- [WORK REQUEST]
Where the string "true" appears in a line of the data, show that line.

- [EXERCISE MATERIALS]
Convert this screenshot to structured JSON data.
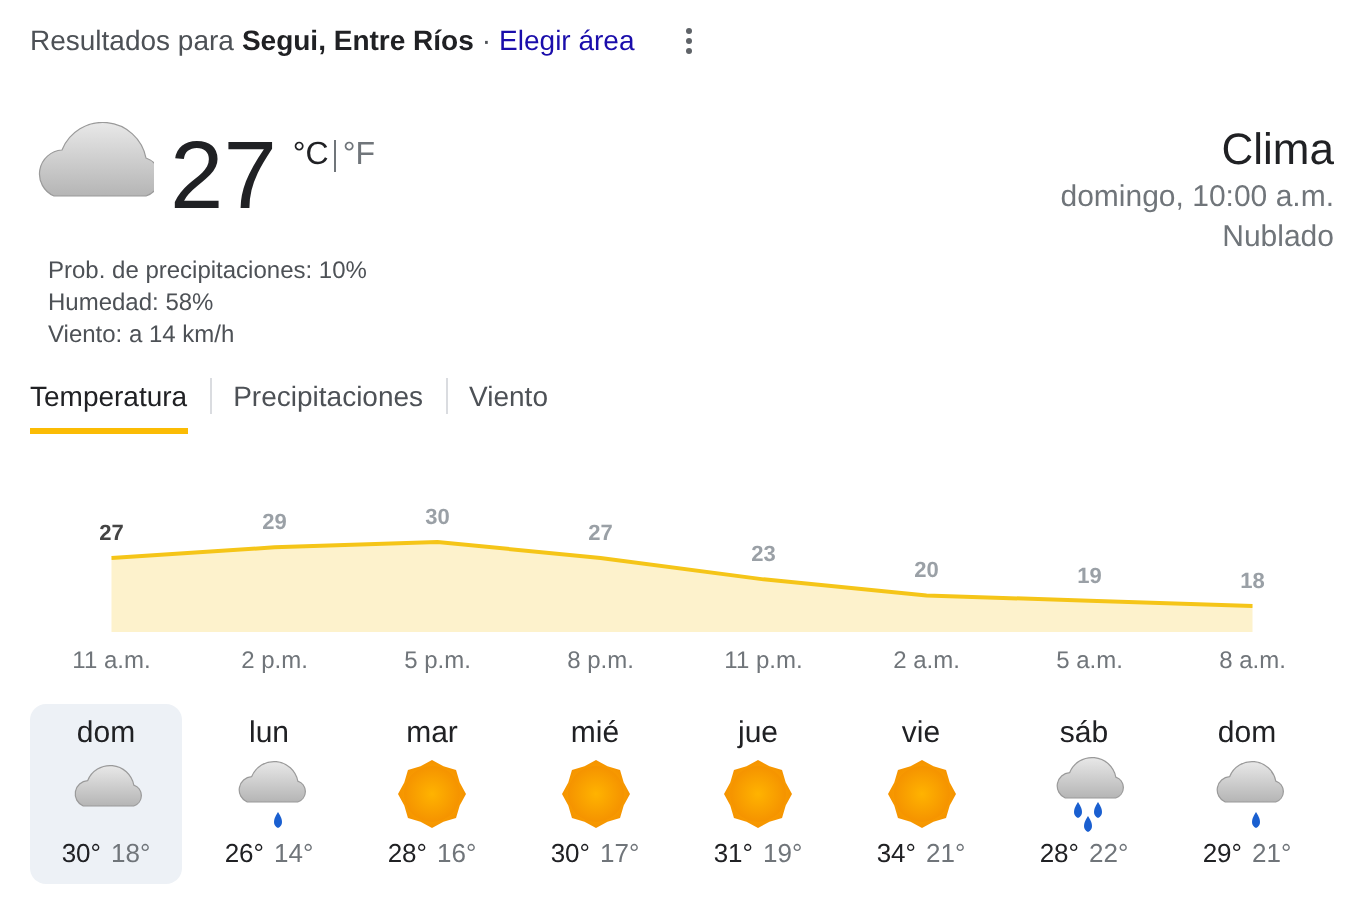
{
  "header": {
    "prefix": "Resultados para",
    "location": "Segui, Entre Ríos",
    "separator": "·",
    "link": "Elegir área"
  },
  "current": {
    "kind": "cloudy",
    "temperature": "27",
    "units": [
      {
        "label": "°C",
        "selected": true
      },
      {
        "label": "°F",
        "selected": false
      }
    ],
    "details": [
      "Prob. de precipitaciones: 10%",
      "Humedad: 58%",
      "Viento: a 14 km/h"
    ],
    "title": "Clima",
    "time": "domingo, 10:00 a.m.",
    "condition": "Nublado"
  },
  "tabs": [
    {
      "label": "Temperatura",
      "selected": true
    },
    {
      "label": "Precipitaciones",
      "selected": false
    },
    {
      "label": "Viento",
      "selected": false
    }
  ],
  "chart_data": {
    "type": "area",
    "categories": [
      "11 a.m.",
      "2 p.m.",
      "5 p.m.",
      "8 p.m.",
      "11 p.m.",
      "2 a.m.",
      "5 a.m.",
      "8 a.m."
    ],
    "data_labels": true,
    "series": [
      {
        "color": "#f5c518",
        "values": [
          27,
          29,
          30,
          27,
          23,
          20,
          19,
          18
        ]
      }
    ]
  },
  "days": [
    {
      "day": "dom",
      "kind": "cloudy",
      "high": "30°",
      "low": "18°",
      "selected": true
    },
    {
      "day": "lun",
      "kind": "rain",
      "high": "26°",
      "low": "14°",
      "selected": false
    },
    {
      "day": "mar",
      "kind": "sunny",
      "high": "28°",
      "low": "16°",
      "selected": false
    },
    {
      "day": "mié",
      "kind": "sunny",
      "high": "30°",
      "low": "17°",
      "selected": false
    },
    {
      "day": "jue",
      "kind": "sunny",
      "high": "31°",
      "low": "19°",
      "selected": false
    },
    {
      "day": "vie",
      "kind": "sunny",
      "high": "34°",
      "low": "21°",
      "selected": false
    },
    {
      "day": "sáb",
      "kind": "showers",
      "high": "28°",
      "low": "22°",
      "selected": false
    },
    {
      "day": "dom",
      "kind": "rain",
      "high": "29°",
      "low": "21°",
      "selected": false
    }
  ]
}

- [TASK ANSWER]
        "selected": true
      "selected": true
    "data_labels": true,
      "selected": true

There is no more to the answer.